As the above work is on-going, the physics handling of the player fps movement is also undergoing some revision so that it “feels” right. All that work drags in other infantry related handling for inventory items such as the HAIS and the wingsuit/wingchute UI and flight dynamics which we’ve also revised.
As development is winding down, we’ve also contracted Peter (aka WiNT) to work on a new game trailer, as well as to provide on-going game play movies showcasing the game. We will be adding these to our YouTube channel, as well as the updated Steam store page when we re-activate that later this year ahead of the Open Beta Test.
I also want say a bit about news updates. I have tried to provide regular updates as often as is necessary. But from time to time, I get messages or emails asking for a status update. Unlike those other guys who tout “open development” while not actually being open, we really don’t have the time to be posting a litany of mostly useless and repetitive updates which are just “Hey! We’re still here” padding. If there’s nothing to report, there’s nothing to report. And though we have three (Line Of Defense, Universal Combat TLC, and an unannounced title) games in development, we’re also now at the LoD stage of development whereby all the game’s major components are in place, with most of the remaining work left to do being related to implementing remaining game play mechanics and features, tweaks and bug (of which we have very few pending) fixes. As with most games in development, most of the exciting and nightmarish events happen behind the scenes, and there really is no benefit to writing about them.
Anyway, there’s more exciting news; but until certain things are in place, there’s not much that I can say about it at this time. But it’s good.
This patch is still on-going. We’ve hit several snags and blockers with various things; some of which required some major code revisions. And of course, those revisions spawned a whole new set of bugs.
But we’re on it. In the meantime, there is a new dev blog update.

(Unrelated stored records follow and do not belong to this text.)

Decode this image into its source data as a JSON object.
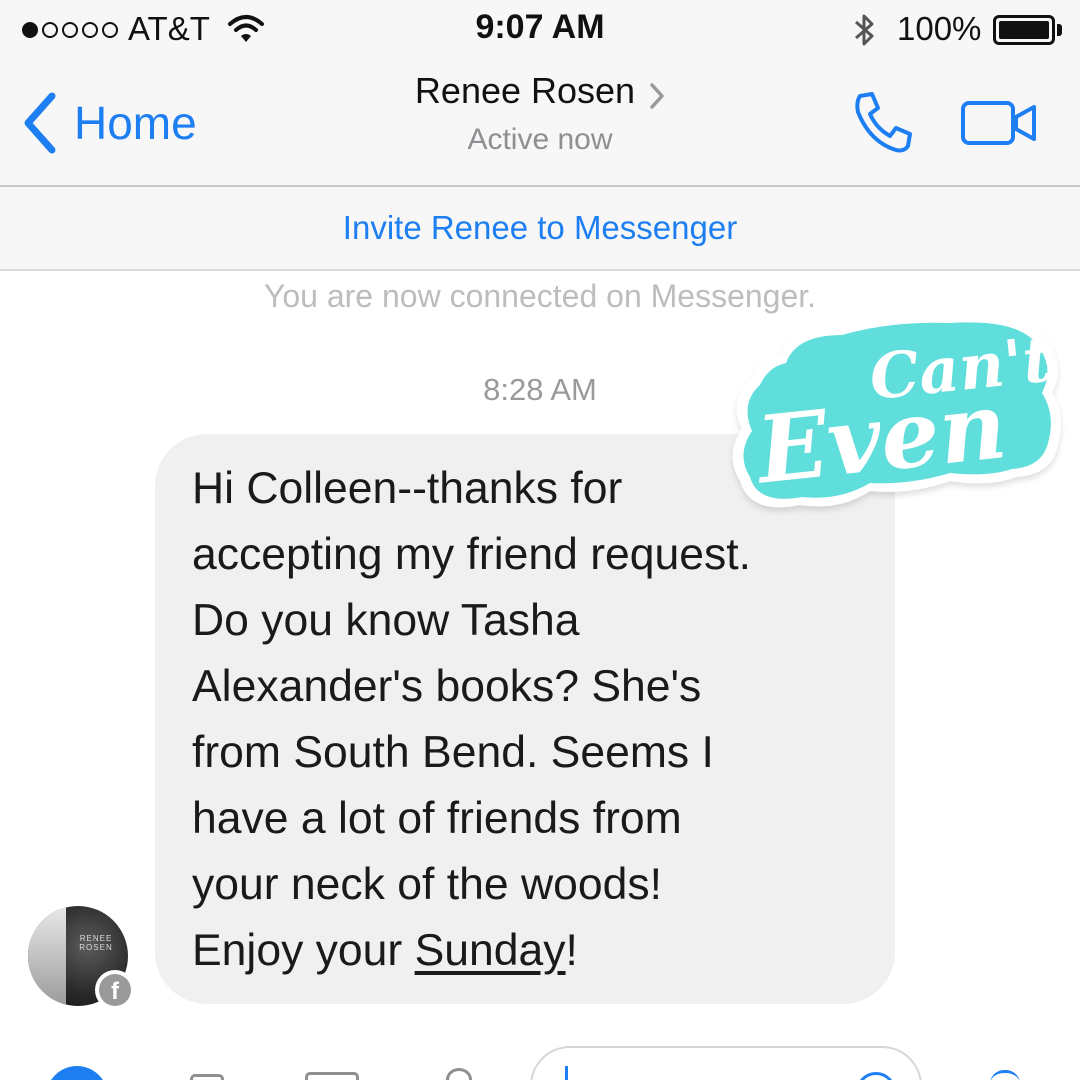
{
  "status_bar": {
    "carrier": "AT&T",
    "time": "9:07 AM",
    "battery": "100%",
    "signal_bars_filled": 1,
    "signal_bars_total": 5
  },
  "nav": {
    "back_label": "Home",
    "contact_name": "Renee Rosen",
    "contact_status": "Active now"
  },
  "banner": {
    "invite_label": "Invite Renee to Messenger"
  },
  "conversation": {
    "system_note": "You are now connected on Messenger.",
    "timestamp": "8:28 AM",
    "message": {
      "lines": [
        "Hi Colleen--thanks for",
        "accepting my friend request.",
        "Do you know Tasha",
        "Alexander's books? She's",
        "from South Bend. Seems I",
        "have a lot of friends from",
        "your neck of the woods!"
      ],
      "last_line_prefix": "Enjoy your ",
      "last_line_link": "Sunday",
      "last_line_suffix": "!"
    },
    "avatar_text": "RENEE ROSEN"
  },
  "sticker": {
    "line1": "Can't",
    "line2": "Even",
    "color": "#5fdedc"
  },
  "colors": {
    "accent": "#1d7ff2",
    "bubble": "#f1f0f0",
    "chrome": "#f7f7f7"
  },
  "icons": {
    "back": "chevron-left-icon",
    "call": "phone-icon",
    "video": "video-camera-icon",
    "wifi": "wifi-icon",
    "bluetooth": "bluetooth-icon",
    "battery": "battery-icon",
    "facebook_badge": "facebook-icon"
  }
}
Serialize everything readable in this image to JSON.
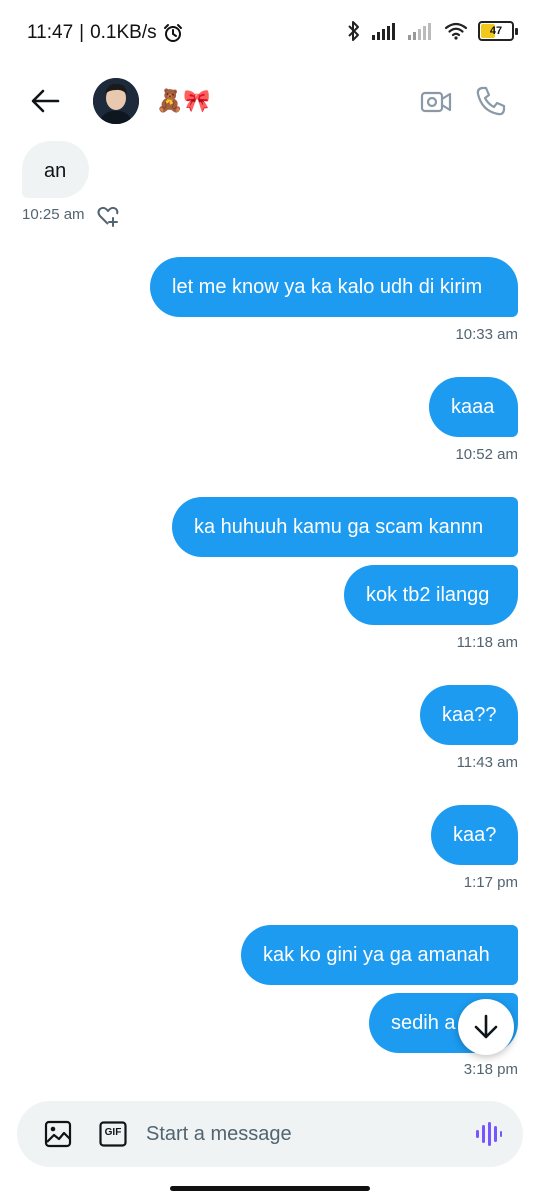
{
  "status": {
    "time": "11:47",
    "speed": "0.1KB/s",
    "battery": "47",
    "icons": [
      "alarm-icon",
      "bluetooth-icon",
      "signal-icon",
      "signal-icon",
      "wifi-icon",
      "battery-icon"
    ]
  },
  "header": {
    "name_emoji": "🧸🎀",
    "icons": [
      "back-arrow-icon",
      "video-call-icon",
      "phone-call-icon"
    ]
  },
  "messages": [
    {
      "dir": "in",
      "text": "an",
      "time": "10:25 am"
    },
    {
      "dir": "out",
      "text": "let me know ya ka kalo udh di kirim",
      "time": "10:33 am"
    },
    {
      "dir": "out",
      "text": "kaaa",
      "time": "10:52 am"
    },
    {
      "dir": "out",
      "text": "ka huhuuh kamu ga scam kannn"
    },
    {
      "dir": "out",
      "text": "kok tb2 ilangg",
      "time": "11:18 am"
    },
    {
      "dir": "out",
      "text": "kaa??",
      "time": "11:43 am"
    },
    {
      "dir": "out",
      "text": "kaa?",
      "time": "1:17 pm"
    },
    {
      "dir": "out",
      "text": "kak ko gini ya ga amanah"
    },
    {
      "dir": "out",
      "text": "sedih a",
      "time": "3:18 pm"
    }
  ],
  "composer": {
    "placeholder": "Start a message",
    "gif_label": "GIF"
  },
  "colors": {
    "outgoing": "#1d9bf0",
    "incoming": "#eff3f4",
    "voice": "#7856ff"
  }
}
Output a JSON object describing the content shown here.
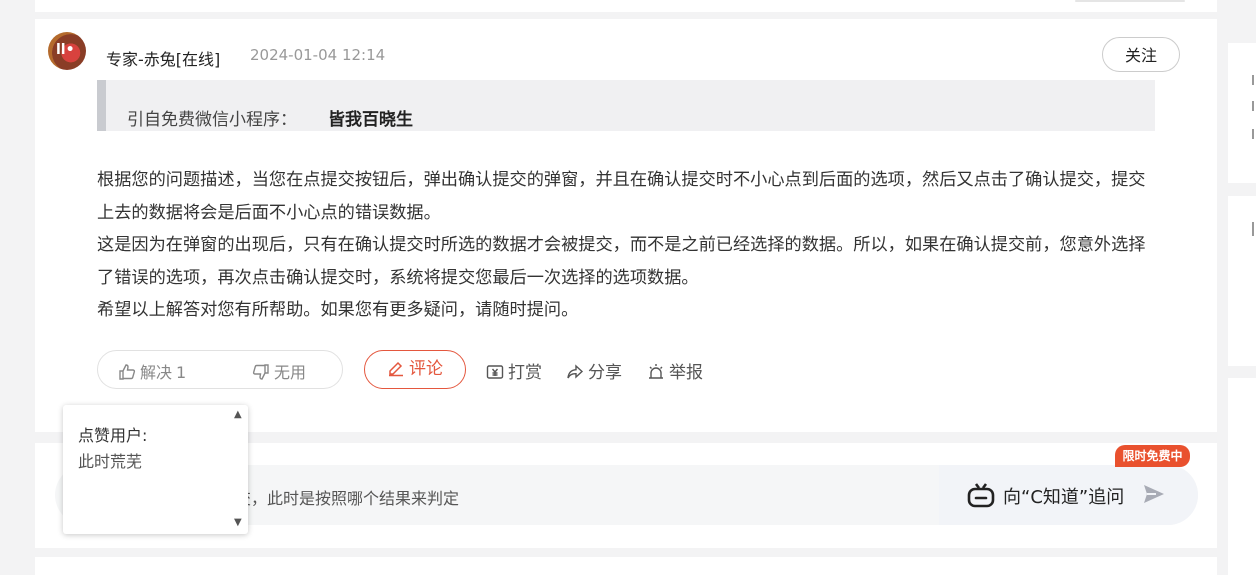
{
  "answer_card": {
    "author": "专家-赤兔[在线]",
    "timestamp": "2024-01-04 12:14",
    "follow_label": "关注",
    "quote_prefix": "引自免费微信小程序：",
    "quote_name": "皆我百晓生",
    "paragraphs": [
      "根据您的问题描述，当您在点提交按钮后，弹出确认提交的弹窗，并且在确认提交时不小心点到后面的选项，然后又点击了确认提交，提交上去的数据将会是后面不小心点的错误数据。",
      "这是因为在弹窗的出现后，只有在确认提交时所选的数据才会被提交，而不是之前已经选择的数据。所以，如果在确认提交前，您意外选择了错误的选项，再次点击确认提交时，系统将提交您最后一次选择的选项数据。",
      "希望以上解答对您有所帮助。如果您有更多疑问，请随时提问。"
    ]
  },
  "actions": {
    "like_label": "解决",
    "like_count": "1",
    "dislike_label": "无用",
    "comment_label": "评论",
    "reward_label": "打赏",
    "share_label": "分享",
    "report_label": "举报"
  },
  "likes_popup": {
    "title": "点赞用户:",
    "user": "此时荒芜"
  },
  "ask_bar": {
    "question_text": "交，此时是按照哪个结果来判定",
    "zhidao_label": "向“C知道”追问",
    "free_tag": "限时免费中"
  },
  "colors": {
    "accent": "#e4573e",
    "tag_bg": "#e9512e"
  }
}
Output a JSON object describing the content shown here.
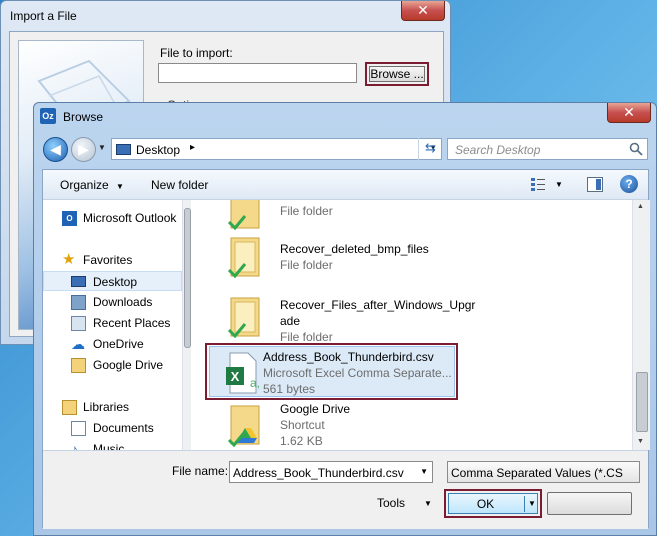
{
  "import_dialog": {
    "title": "Import a File",
    "file_label": "File to import:",
    "file_value": "",
    "browse_label": "Browse ...",
    "options_label": "Options"
  },
  "browse_dialog": {
    "title": "Browse",
    "close_label": "✕",
    "address": "Desktop",
    "search_placeholder": "Search Desktop",
    "toolbar": {
      "organize": "Organize",
      "new_folder": "New folder"
    },
    "nav_pane": {
      "items": [
        {
          "label": "Microsoft Outlook",
          "icon": "outlook-icon"
        },
        {
          "label": "Favorites",
          "icon": "star-icon"
        },
        {
          "label": "Desktop",
          "icon": "desktop-icon"
        },
        {
          "label": "Downloads",
          "icon": "downloads-icon"
        },
        {
          "label": "Recent Places",
          "icon": "recent-places-icon"
        },
        {
          "label": "OneDrive",
          "icon": "onedrive-icon"
        },
        {
          "label": "Google Drive",
          "icon": "google-drive-icon"
        },
        {
          "label": "Libraries",
          "icon": "libraries-icon"
        },
        {
          "label": "Documents",
          "icon": "documents-icon"
        },
        {
          "label": "Music",
          "icon": "music-icon"
        }
      ]
    },
    "files": [
      {
        "name": "",
        "line2": "File folder",
        "line3": ""
      },
      {
        "name": "Recover_deleted_bmp_files",
        "line2": "File folder",
        "line3": ""
      },
      {
        "name": "Recover_Files_after_Windows_Upgr",
        "name2": "ade",
        "line2": "File folder",
        "line3": ""
      },
      {
        "name": "Address_Book_Thunderbird.csv",
        "line2": "Microsoft Excel Comma Separate...",
        "line3": "561 bytes"
      },
      {
        "name": "Google Drive",
        "line2": "Shortcut",
        "line3": "1.62 KB"
      }
    ],
    "file_name_label": "File name:",
    "file_name_value": "Address_Book_Thunderbird.csv",
    "file_type_value": "Comma Separated Values (*.CS",
    "tools_label": "Tools",
    "ok_label": "OK",
    "cancel_label": "",
    "colors": {
      "highlight_outline": "#7a1d33",
      "selection": "#dceaf8"
    }
  }
}
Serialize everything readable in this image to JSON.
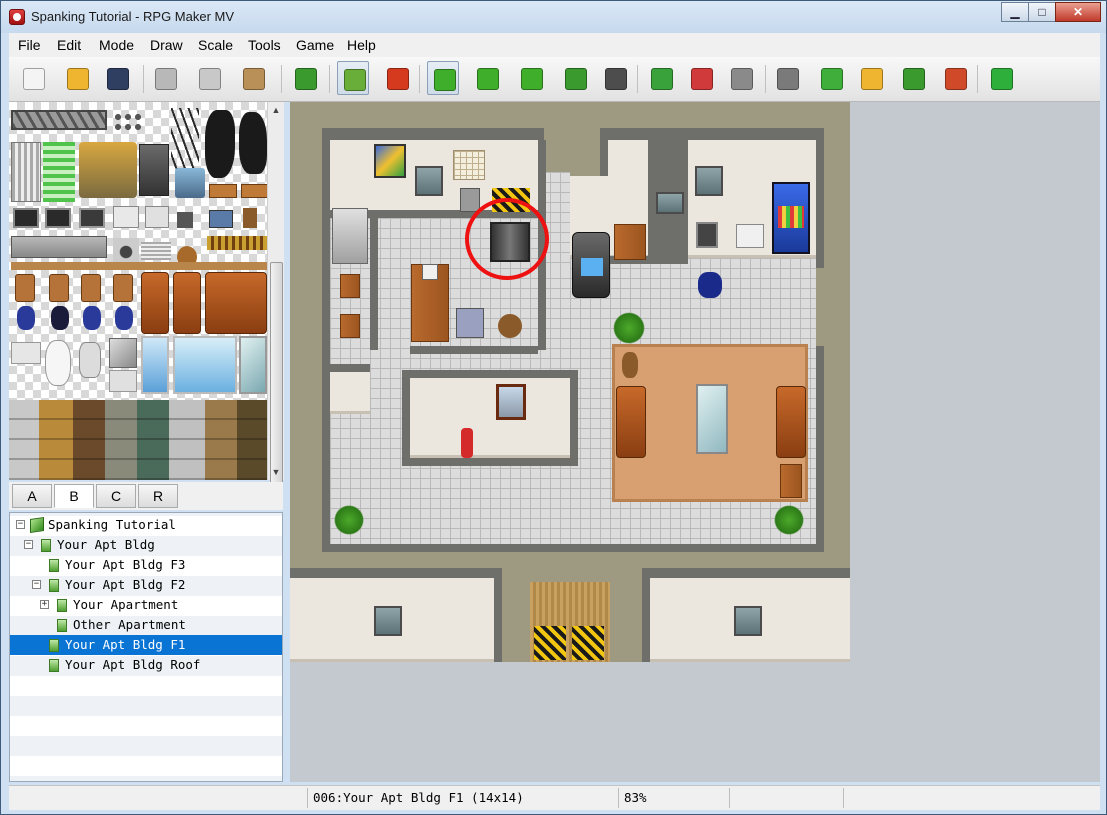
{
  "window": {
    "title": "Spanking Tutorial - RPG Maker MV",
    "minimize": "▁",
    "maximize": "□",
    "close": "✕"
  },
  "menu": [
    "File",
    "Edit",
    "Mode",
    "Draw",
    "Scale",
    "Tools",
    "Game",
    "Help"
  ],
  "toolbar": {
    "buttons": [
      {
        "icon": "new-project-icon",
        "color": "#f4f4f4"
      },
      {
        "icon": "open-project-icon",
        "color": "#f0b530"
      },
      {
        "icon": "save-project-icon",
        "color": "#2e3f62"
      },
      {
        "icon": "cut-icon",
        "color": "#b8b8b8"
      },
      {
        "icon": "copy-icon",
        "color": "#c8c8c8"
      },
      {
        "icon": "paste-icon",
        "color": "#b89058"
      },
      {
        "icon": "undo-icon",
        "color": "#3a9a2e"
      },
      {
        "icon": "map-mode-icon",
        "color": "#6aae3a",
        "active": true
      },
      {
        "icon": "event-mode-icon",
        "color": "#d53a1f"
      },
      {
        "icon": "pencil-icon",
        "color": "#3fae2a",
        "active": true
      },
      {
        "icon": "rectangle-icon",
        "color": "#3fae2a"
      },
      {
        "icon": "ellipse-icon",
        "color": "#3fae2a"
      },
      {
        "icon": "flood-fill-icon",
        "color": "#3a9a2e"
      },
      {
        "icon": "shadow-pen-icon",
        "color": "#4d4d4d"
      },
      {
        "icon": "zoom-in-icon",
        "color": "#3aa23a"
      },
      {
        "icon": "zoom-out-icon",
        "color": "#d03a3a"
      },
      {
        "icon": "actual-size-icon",
        "color": "#8a8a8a"
      },
      {
        "icon": "database-icon",
        "color": "#7a7a7a"
      },
      {
        "icon": "plugin-manager-icon",
        "color": "#3fae3a"
      },
      {
        "icon": "sound-test-icon",
        "color": "#f0b530"
      },
      {
        "icon": "event-searcher-icon",
        "color": "#3a9a2e"
      },
      {
        "icon": "character-generator-icon",
        "color": "#d04a2a"
      },
      {
        "icon": "playtest-icon",
        "color": "#2eae3a"
      }
    ]
  },
  "tileset_tabs": [
    {
      "label": "A",
      "selected": false
    },
    {
      "label": "B",
      "selected": true
    },
    {
      "label": "C",
      "selected": false
    },
    {
      "label": "R",
      "selected": false
    }
  ],
  "map_tree": [
    {
      "label": "Spanking Tutorial",
      "level": 0,
      "expander": "−",
      "type": "project"
    },
    {
      "label": "Your Apt Bldg",
      "level": 1,
      "expander": "−",
      "type": "map"
    },
    {
      "label": "Your Apt Bldg F3",
      "level": 2,
      "expander": "",
      "type": "map"
    },
    {
      "label": "Your Apt Bldg F2",
      "level": 2,
      "expander": "−",
      "type": "map"
    },
    {
      "label": "Your Apartment",
      "level": 3,
      "expander": "+",
      "type": "map"
    },
    {
      "label": "Other Apartment",
      "level": 3,
      "expander": "",
      "type": "map"
    },
    {
      "label": "Your Apt Bldg F1",
      "level": 2,
      "expander": "",
      "type": "map",
      "selected": true
    },
    {
      "label": "Your Apt Bldg Roof",
      "level": 2,
      "expander": "",
      "type": "map"
    }
  ],
  "status": {
    "left": "",
    "map_info": "006:Your Apt Bldg F1 (14x14)",
    "zoom": "83%",
    "coords": ""
  }
}
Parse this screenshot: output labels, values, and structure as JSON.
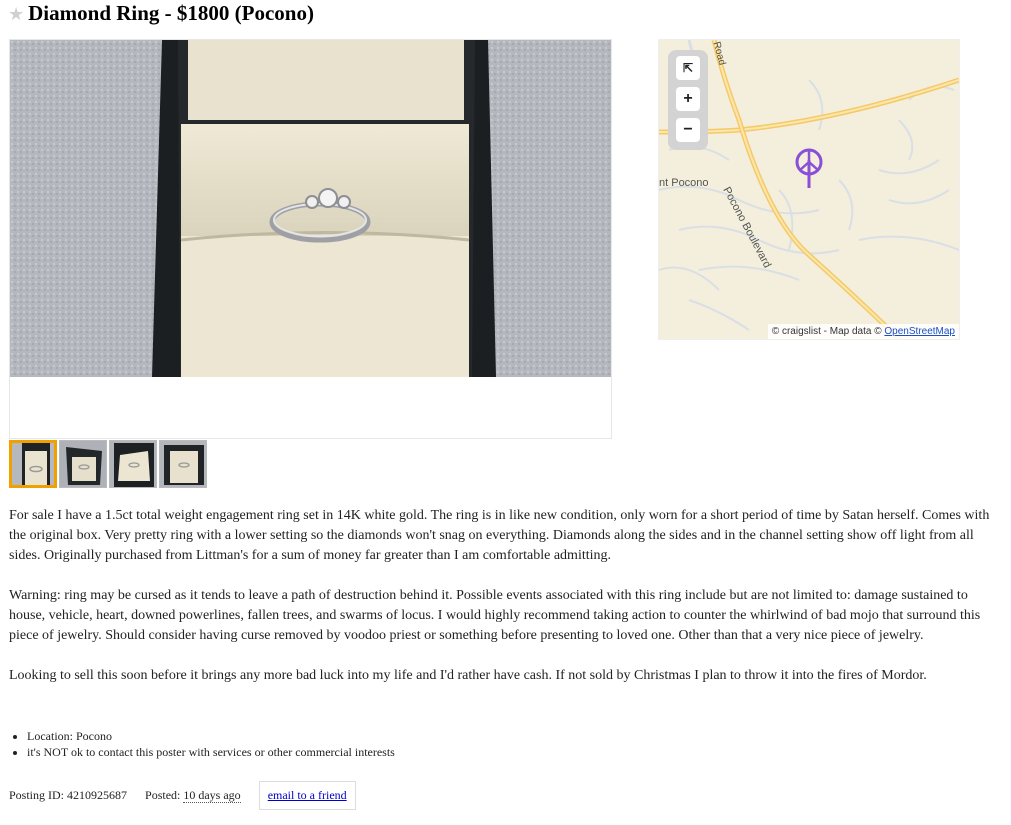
{
  "header": {
    "title": "Diamond Ring - $1800 (Pocono)"
  },
  "gallery": {
    "thumb_count": 4,
    "selected_index": 0
  },
  "map": {
    "labels": {
      "road": "Road",
      "town": "nt Pocono",
      "boulevard": "Pocono Boulevard"
    },
    "controls": {
      "zoom_in": "+",
      "zoom_out": "−"
    },
    "attribution_prefix": "© craigslist - Map data © ",
    "attribution_link": "OpenStreetMap",
    "marker_color": "#8a4fd6"
  },
  "body": {
    "paragraphs": [
      "For sale I have a 1.5ct total weight engagement ring set in 14K white gold. The ring is in like new condition, only worn for a short period of time by Satan herself. Comes with the original box. Very pretty ring with a lower setting so the diamonds won't snag on everything. Diamonds along the sides and in the channel setting show off light from all sides. Originally purchased from Littman's for a sum of money far greater than I am comfortable admitting.",
      "Warning: ring may be cursed as it tends to leave a path of destruction behind it. Possible events associated with this ring include but are not limited to: damage sustained to house, vehicle, heart, downed powerlines, fallen trees, and swarms of locus. I would highly recommend taking action to counter the whirlwind of bad mojo that surround this piece of jewelry. Should consider having curse removed by voodoo priest or something before presenting to loved one. Other than that a very nice piece of jewelry.",
      "Looking to sell this soon before it brings any more bad luck into my life and I'd rather have cash. If not sold by Christmas I plan to throw it into the fires of Mordor."
    ]
  },
  "notices": {
    "location": "Location: Pocono",
    "no_contact": "it's NOT ok to contact this poster with services or other commercial interests"
  },
  "postinginfo": {
    "posting_id": "Posting ID: 4210925687",
    "posted_label": "Posted: ",
    "posted_value": "10 days ago",
    "email_friend": "email to a friend"
  },
  "colors": {
    "thumb_selected_border": "#f0a000",
    "road_major": "#f5c96a",
    "map_bg": "#f3efdc"
  }
}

Just a quick note to let you know that this patch is coming along as planned. It’s mostly tweaks and minor bug fixes, and not a major update like the upcoming player controlled vehicles update which is being done in parallel.
With the tweaks to handling and flight dynamics for fps controls, wingsuit/chute, HAIS etc, a lot of those are more fluid (than clunky). I opted for these to be done now, in tandem with the player controlled vehicles, so that we could get them out of the way at the same time.
We’ve also made some welcome revisions to weapon ADS, and other similar tweaks.
See the changelog for more.
The revision date of the changelog and known issues is now at the top of those pages, to give an idea of what is new, without me having to create these announcements. So do check those pages, and the roadmap regularly, as they are updated frequently.
As we prepare for the release of the next and final major milestone (player controlled ground & naval vehicles), this patch addresses some pending and new issues in the current build.
We are still doing on-going performance optimizations on planetary scenes. We’ve done a lot, but so far both Nightbridge and Frostbite still need further improvements. Profiling reveals areas such a ice chunks, water reflections etc. We’re going to keep doing various performance improvements as we move along.
Server stability has vastly improved, though we’re going to keep hammering away at that on an as-needed basis.
In case you haven’t read it, this is the latest State Of Play dev update released on 03/17.
We also released some new screen shots on the media page.